In your answer, repeat each line of the data exactly.

[Page and application data records]
- - - - - - -

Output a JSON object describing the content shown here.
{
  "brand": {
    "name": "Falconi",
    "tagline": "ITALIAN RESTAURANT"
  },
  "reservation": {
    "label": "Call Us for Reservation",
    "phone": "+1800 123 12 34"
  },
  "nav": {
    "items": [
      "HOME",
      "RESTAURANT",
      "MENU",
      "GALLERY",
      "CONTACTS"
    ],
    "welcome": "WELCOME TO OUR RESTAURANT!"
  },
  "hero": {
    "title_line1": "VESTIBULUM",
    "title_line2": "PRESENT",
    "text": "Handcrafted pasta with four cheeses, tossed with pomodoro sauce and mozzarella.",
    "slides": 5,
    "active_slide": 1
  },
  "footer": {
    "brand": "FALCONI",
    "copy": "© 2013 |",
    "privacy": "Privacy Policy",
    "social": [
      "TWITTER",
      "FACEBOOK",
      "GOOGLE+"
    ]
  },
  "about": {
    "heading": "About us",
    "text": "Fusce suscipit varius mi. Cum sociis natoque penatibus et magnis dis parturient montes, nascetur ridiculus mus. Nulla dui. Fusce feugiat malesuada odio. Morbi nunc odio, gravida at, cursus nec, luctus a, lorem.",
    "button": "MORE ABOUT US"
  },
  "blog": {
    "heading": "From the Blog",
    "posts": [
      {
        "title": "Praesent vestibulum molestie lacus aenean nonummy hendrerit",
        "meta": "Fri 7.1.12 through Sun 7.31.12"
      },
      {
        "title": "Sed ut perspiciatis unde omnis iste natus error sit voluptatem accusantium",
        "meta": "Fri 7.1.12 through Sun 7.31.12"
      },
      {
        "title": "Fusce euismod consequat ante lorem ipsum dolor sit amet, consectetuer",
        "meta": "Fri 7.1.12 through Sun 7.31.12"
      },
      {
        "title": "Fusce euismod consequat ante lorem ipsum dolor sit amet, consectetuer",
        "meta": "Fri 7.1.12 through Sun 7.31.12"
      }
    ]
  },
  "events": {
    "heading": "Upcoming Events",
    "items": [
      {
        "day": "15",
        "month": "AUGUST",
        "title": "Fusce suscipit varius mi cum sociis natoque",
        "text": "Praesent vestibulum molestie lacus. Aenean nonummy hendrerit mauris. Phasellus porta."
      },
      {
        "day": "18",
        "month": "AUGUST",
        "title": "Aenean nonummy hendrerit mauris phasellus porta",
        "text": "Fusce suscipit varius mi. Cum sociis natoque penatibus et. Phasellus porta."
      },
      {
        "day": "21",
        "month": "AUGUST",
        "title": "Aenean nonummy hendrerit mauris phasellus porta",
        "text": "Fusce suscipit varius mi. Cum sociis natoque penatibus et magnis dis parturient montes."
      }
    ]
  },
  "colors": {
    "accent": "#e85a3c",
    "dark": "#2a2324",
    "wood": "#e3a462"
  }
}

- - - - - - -

YOUR RESPONSE:
Output a JSON object describing the content shown here.
{
  "brand": {
    "name": "Falconi",
    "tagline": "ITALIAN RESTAURANT"
  },
  "reservation": {
    "label": "Call Us for Reservation",
    "phone": "+1800 123 12 34"
  },
  "nav": {
    "items": [
      "HOME",
      "RESTAURANT",
      "MENU",
      "GALLERY",
      "CONTACTS"
    ],
    "welcome": "WELCOME TO OUR RESTAURANT!"
  },
  "hero": {
    "title_line1": "VESTIBULUM",
    "title_line2": "PRESENT",
    "text": "Handcrafted pasta with four cheeses, tossed with pomodoro sauce and mozzarella.",
    "slides": 5,
    "active_slide": 1
  },
  "footer": {
    "brand": "FALCONI",
    "copy": "© 2013 |",
    "privacy": "Privacy Policy",
    "social": [
      "TWITTER",
      "FACEBOOK",
      "GOOGLE+"
    ]
  },
  "about": {
    "heading": "About us",
    "text": "Fusce suscipit varius mi. Cum sociis natoque penatibus et magnis dis parturient montes, nascetur ridiculus mus. Nulla dui. Fusce feugiat malesuada odio. Morbi nunc odio, gravida at, cursus nec, luctus a, lorem.",
    "button": "MORE ABOUT US"
  },
  "blog": {
    "heading": "From the Blog",
    "posts": [
      {
        "title": "Praesent vestibulum molestie lacus aenean nonummy hendrerit",
        "meta": "Fri 7.1.12 through Sun 7.31.12"
      },
      {
        "title": "Sed ut perspiciatis unde omnis iste natus error sit voluptatem accusantium",
        "meta": "Fri 7.1.12 through Sun 7.31.12"
      },
      {
        "title": "Fusce euismod consequat ante lorem ipsum dolor sit amet, consectetuer",
        "meta": "Fri 7.1.12 through Sun 7.31.12"
      },
      {
        "title": "Fusce euismod consequat ante lorem ipsum dolor sit amet, consectetuer",
        "meta": "Fri 7.1.12 through Sun 7.31.12"
      }
    ]
  },
  "events": {
    "heading": "Upcoming Events",
    "items": [
      {
        "day": "15",
        "month": "AUGUST",
        "title": "Fusce suscipit varius mi cum sociis natoque",
        "text": "Praesent vestibulum molestie lacus. Aenean nonummy hendrerit mauris. Phasellus porta."
      },
      {
        "day": "18",
        "month": "AUGUST",
        "title": "Aenean nonummy hendrerit mauris phasellus porta",
        "text": "Fusce suscipit varius mi. Cum sociis natoque penatibus et. Phasellus porta."
      },
      {
        "day": "21",
        "month": "AUGUST",
        "title": "Aenean nonummy hendrerit mauris phasellus porta",
        "text": "Fusce suscipit varius mi. Cum sociis natoque penatibus et magnis dis parturient montes."
      }
    ]
  },
  "colors": {
    "accent": "#e85a3c",
    "dark": "#2a2324",
    "wood": "#e3a462"
  }
}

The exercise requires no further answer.